The noble Lord also asked about consultation. As I said in my opening speech, given the limited impact of this SI on industry and businesses, a formal consultation has not been carried out, but there was a full consultation when the initial EU regulation came into force. That was carried out by the Commission. It was a full, open and public consultation, which received around 100 replies, and of course environmental groups were closely involved in the formation of the regulation. However, as we are keeping things the same, we have not spoken specifically to environmental groups about this SI.
On the new CO2 emission standards regulation, the EU has provisionally agreed targets and incentives for HDVs to 2025 and 2030. They are due to be agreed by the European Parliament later this month and, once agreed, they will come into legal effect via a new European regulation.
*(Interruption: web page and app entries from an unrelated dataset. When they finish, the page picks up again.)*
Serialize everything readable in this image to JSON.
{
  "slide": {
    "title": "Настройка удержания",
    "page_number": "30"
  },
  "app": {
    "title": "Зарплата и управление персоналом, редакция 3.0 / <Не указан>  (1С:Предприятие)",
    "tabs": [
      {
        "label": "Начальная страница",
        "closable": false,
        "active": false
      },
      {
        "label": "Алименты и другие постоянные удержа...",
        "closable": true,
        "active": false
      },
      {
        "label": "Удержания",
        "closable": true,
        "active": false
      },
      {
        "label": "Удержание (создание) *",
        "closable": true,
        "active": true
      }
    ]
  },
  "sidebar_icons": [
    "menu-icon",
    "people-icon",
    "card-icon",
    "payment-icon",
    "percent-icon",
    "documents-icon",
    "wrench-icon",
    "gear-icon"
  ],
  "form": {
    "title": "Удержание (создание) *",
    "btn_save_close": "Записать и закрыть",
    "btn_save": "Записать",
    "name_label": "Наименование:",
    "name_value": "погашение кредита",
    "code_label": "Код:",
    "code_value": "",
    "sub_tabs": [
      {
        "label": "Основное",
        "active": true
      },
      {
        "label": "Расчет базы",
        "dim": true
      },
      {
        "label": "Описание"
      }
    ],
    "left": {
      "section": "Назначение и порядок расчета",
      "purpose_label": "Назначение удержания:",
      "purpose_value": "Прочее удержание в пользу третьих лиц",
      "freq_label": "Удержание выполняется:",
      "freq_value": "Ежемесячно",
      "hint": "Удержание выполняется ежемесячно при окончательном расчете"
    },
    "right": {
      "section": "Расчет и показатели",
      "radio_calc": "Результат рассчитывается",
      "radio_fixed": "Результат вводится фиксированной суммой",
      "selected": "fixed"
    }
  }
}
As that is yet to be finalised and adopted, how its requirements might be implemented in the UK will depend on when that is achieved, but our commitment to tackle climate change remains strong. We know that we must do more to meet our collective commitments on climate change and, indeed, the UK Government was one of those who led the way on increasing our ambition during the recent EU negotiations on emissions reduction as well as on standards for passenger and light commercial vehicles. As I have said, in the strategy The Road to Zero, the Government have committed that, as we leave the EU, we will ensure that we are at least as ambitious as the current arrangements for vehicle emissions regulations.
On data sharing, raised by the noble Lord, Lord Tunnicliffe, one of the key advantages of the EU regulation is that the data will be published and shared. Currently, the data will be reported by manufacturers in member states of the EU, and the Commission will maintain and manage its publication. It will be published annually from 31 October 2020 and the data will be openly available. Although some of it is commercially sensitive and thus exempt from publication, we expect the vast majority to be published. The commercially sensitive data exemption was agreed at European level and that is set within the regulations. It means that it will be published more in the form of a range rather than exact points. However, only data that is genuinely commercially sensitive will be withheld. We will replicate the data publication for UK-registered vehicles in the event of no deal. The content and the date of the report are set in the original EU regulations and are carried over by the withdrawal Act. That will not change, so it will still be possible to use UK data as a comparison against EU data—aside from the data that will be exempted for commercially sensitive reasons, and that will be the same for the EU and the UK. All the data will be openly available, and the EU 27 plus the UK will be able to be looked at side by side.
The preamble to the EU regulation provides background only and its content is not legally binding. The entire regulation will be carried over into UK law, but the targets set will be met through future regulations. The content and the preamble will stay, but specific targets will be set through future legislation.
I think that I have answered all the questions. I will go through Hansard and check. If I have not answered any questions, I will follow up on them in writing.
This SI is essential to ensuring that we maintain control of HDVs registered to travel on UK roads and that the system to support that continues to function from day one after EU exit. It will help us to reach our climate change goals and ensure that we do all we can to improve air quality.